Marina Strocchi was born in Melbourne in 1961. She was exposed to painting from a very early age. Her father, who came from a village near Ravenna in Italy, was an admirer of the Florentine Renaissance. Cezanne and Matisse were her teenage favourites and Strocchi still cites these artists as an inspiration. Strocchi viewed the works of Fred Williams, Murray Walker and John Firth Smith at Realities Gallery in the 1970s as well as being a regular visitor to the National Gallery of Victoria in Melbourne.

In 1982, at the inaugural exhibition of Roar Studios, Strocchi met the artists from Roar, including her future partner, the well-known painter Wayne Eager. Meeting the Roar artists was in equal measure educative and inspiring.

Strocchi lived in Paris for two years, spending time in the galleries and museums of Europe and went on to study French at the Sorbonne.

Back in Melbourne, she was engaged as a community artist, nurturing the art of others including outsider artists at Kew Cottages. These were formative experiences that she brought with her to the Northern Territory.

Strocchi established the Ikuntji Art Centre at Haasts Bluff in 1992. Together with Wayne Eager, she provided a forum for artists such as Long Tom Tjapanangka, Mitjili Napurrula and Narputta Nangala to flourish. In 1994 she published a book on the art and oral histories from Haasts Bluff.

During 1994 and 1995 Marina held paintings workshops for the elderly women at Kintore. After this pivotal project, Papunya Tula went on to include the Kintore and Kiwirrkurra women in the company.

In 1999, Strocchi moved to Alice Springs, spending the year as a field worker for Papunya Tula Artists. Since then, she has lectured and tutored in art at Batchelor Institute in Alice Springs. More recently she has been commissioned to present painting workshops on remote communities, such as Balgo, Ikuntji and Yuendumu.

Strocchi meanwhile maintains her personal practice, holding regular exhibitions on the East Coast as well as in the U.S.A.

Scorcher, 2012, acrylic on linen. Marina Strocchi.

Scorcher, 2012, acrylic on linen, 99.5 x 140 cm. Image courtesy of the artist.
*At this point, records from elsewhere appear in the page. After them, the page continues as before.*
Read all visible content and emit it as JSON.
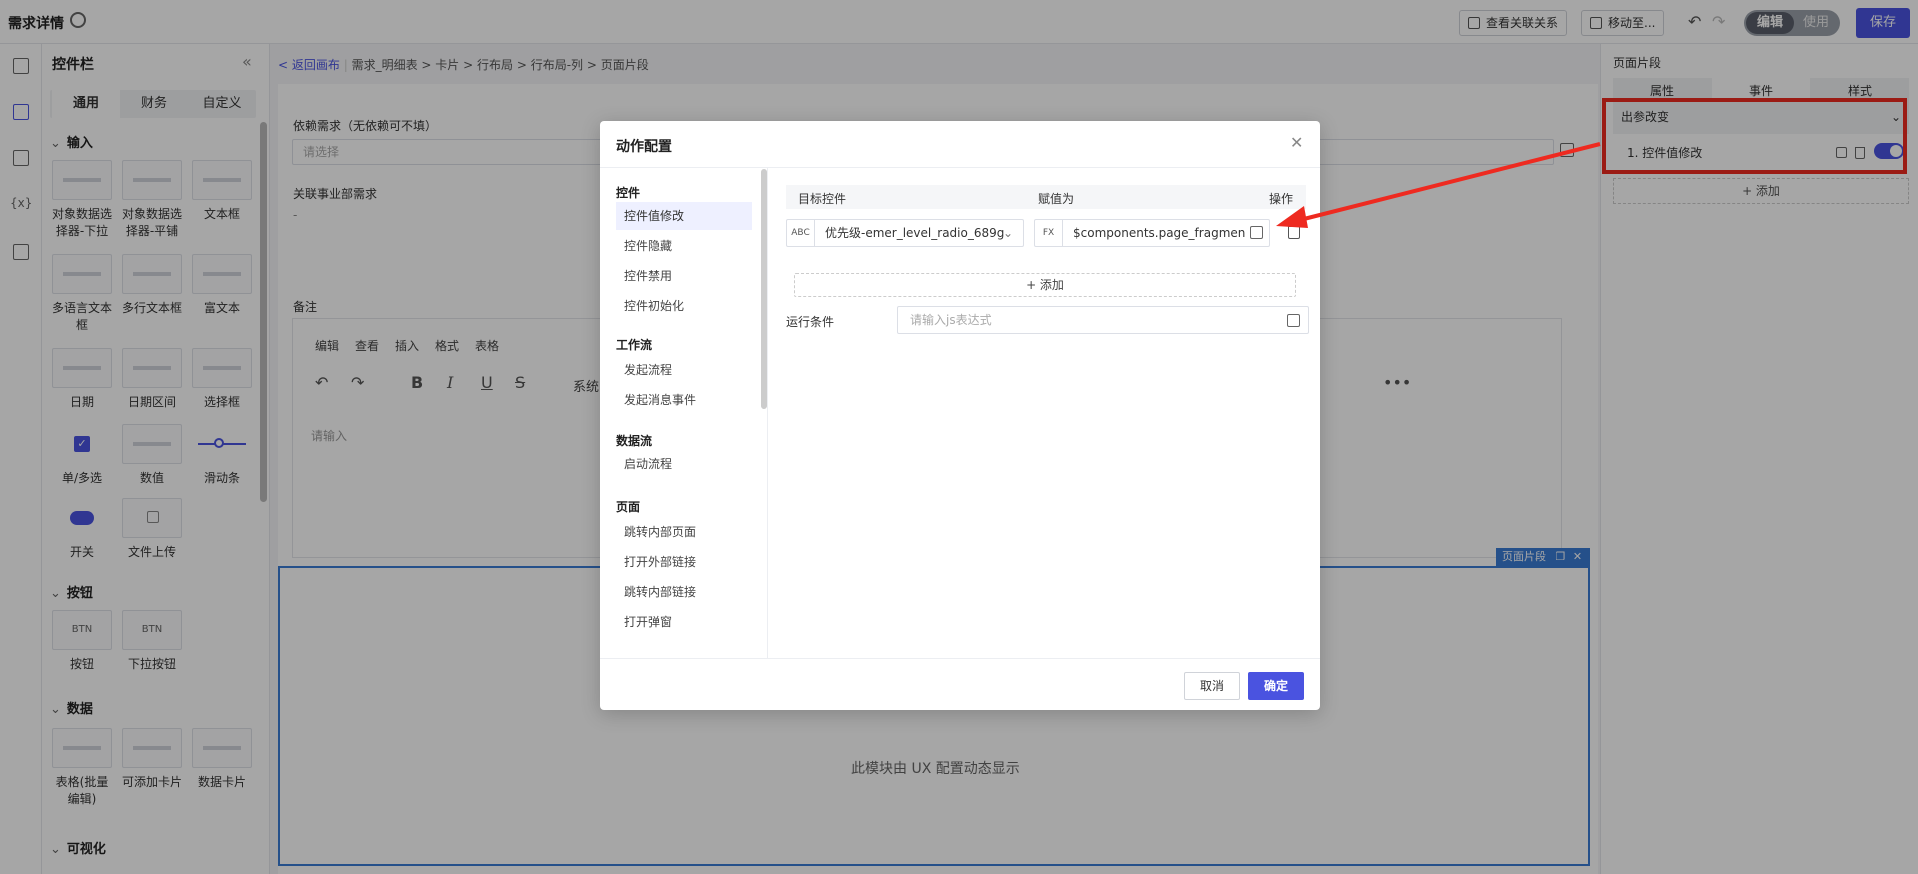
{
  "header": {
    "title": "需求详情",
    "view_relations": "查看关联关系",
    "move_to": "移动至...",
    "mode_edit": "编辑",
    "mode_use": "使用",
    "save": "保存"
  },
  "left_panel": {
    "title": "控件栏",
    "tabs": [
      "通用",
      "财务",
      "自定义"
    ],
    "sections": {
      "input": "输入",
      "button": "按钮",
      "data": "数据",
      "visual": "可视化"
    },
    "input_items": [
      [
        "对象数据选",
        "择器-下拉"
      ],
      [
        "对象数据选",
        "择器-平铺"
      ],
      [
        "文本框"
      ],
      [
        "多语言文本",
        "框"
      ],
      [
        "多行文本框"
      ],
      [
        "富文本"
      ],
      [
        "日期"
      ],
      [
        "日期区间"
      ],
      [
        "选择框"
      ],
      [
        "单/多选"
      ],
      [
        "数值"
      ],
      [
        "滑动条"
      ],
      [
        "开关"
      ],
      [
        "文件上传"
      ]
    ],
    "button_items": [
      [
        "按钮"
      ],
      [
        "下拉按钮"
      ]
    ],
    "button_icon_text": [
      "BTN",
      "BTN"
    ],
    "data_items": [
      [
        "表格(批量",
        "编辑)"
      ],
      [
        "可添加卡片"
      ],
      [
        "数据卡片"
      ]
    ]
  },
  "breadcrumb": {
    "back": "< 返回画布",
    "items": [
      "需求_明细表",
      "卡片",
      "行布局",
      "行布局-列",
      "页面片段"
    ]
  },
  "canvas": {
    "dep_label": "依赖需求（无依赖可不填）",
    "dep_placeholder": "请选择",
    "bu_label": "关联事业部需求",
    "bu_value": "-",
    "remark_label": "备注",
    "editor_menu": [
      "编辑",
      "查看",
      "插入",
      "格式",
      "表格"
    ],
    "editor_font": "系统",
    "editor_placeholder": "请输入",
    "fragment_tag": "页面片段",
    "fragment_text": "此模块由 UX 配置动态显示"
  },
  "right_panel": {
    "title": "页面片段",
    "tabs": [
      "属性",
      "事件",
      "样式"
    ],
    "event_name": "出参改变",
    "action_item": "1. 控件值修改",
    "add": "+ 添加"
  },
  "modal": {
    "title": "动作配置",
    "groups": [
      {
        "name": "控件",
        "items": [
          "控件值修改",
          "控件隐藏",
          "控件禁用",
          "控件初始化"
        ]
      },
      {
        "name": "工作流",
        "items": [
          "发起流程",
          "发起消息事件"
        ]
      },
      {
        "name": "数据流",
        "items": [
          "启动流程"
        ]
      },
      {
        "name": "页面",
        "items": [
          "跳转内部页面",
          "打开外部链接",
          "跳转内部链接",
          "打开弹窗"
        ]
      }
    ],
    "col_target": "目标控件",
    "col_value": "赋值为",
    "col_op": "操作",
    "target_prefix": "ABC",
    "target_value": "优先级-emer_level_radio_689g",
    "value_prefix": "FX",
    "value_expr": "$components.page_fragments_[",
    "add": "+ 添加",
    "cond_label": "运行条件",
    "cond_placeholder": "请输入js表达式",
    "cancel": "取消",
    "ok": "确定"
  },
  "colors": {
    "accent": "#4a53e0",
    "highlight": "#ee2a20",
    "fragment": "#3a7bd5"
  }
}
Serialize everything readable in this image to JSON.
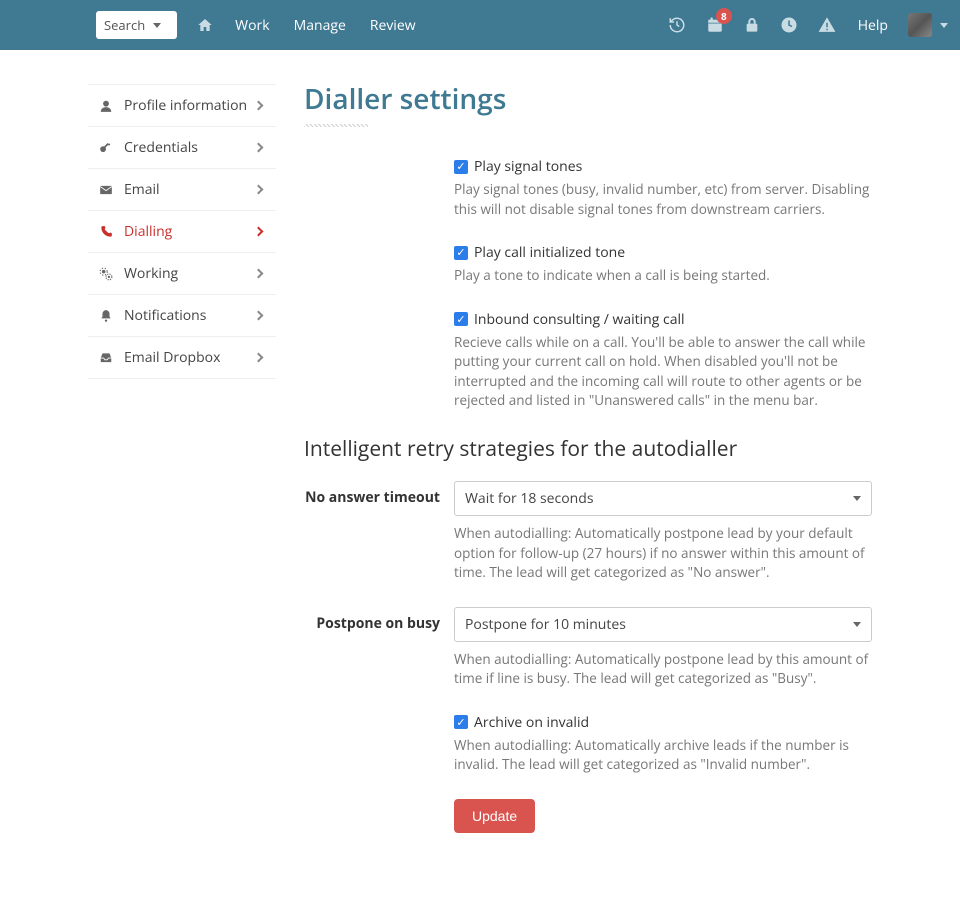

View the full exhibition prospectus here. (Please be aware that this is a low resolution file and might not display image colours accurately.)

 

Artback NT acknowledges the Aboriginal Traditional Custodians of the Country on which we perform or exhibit.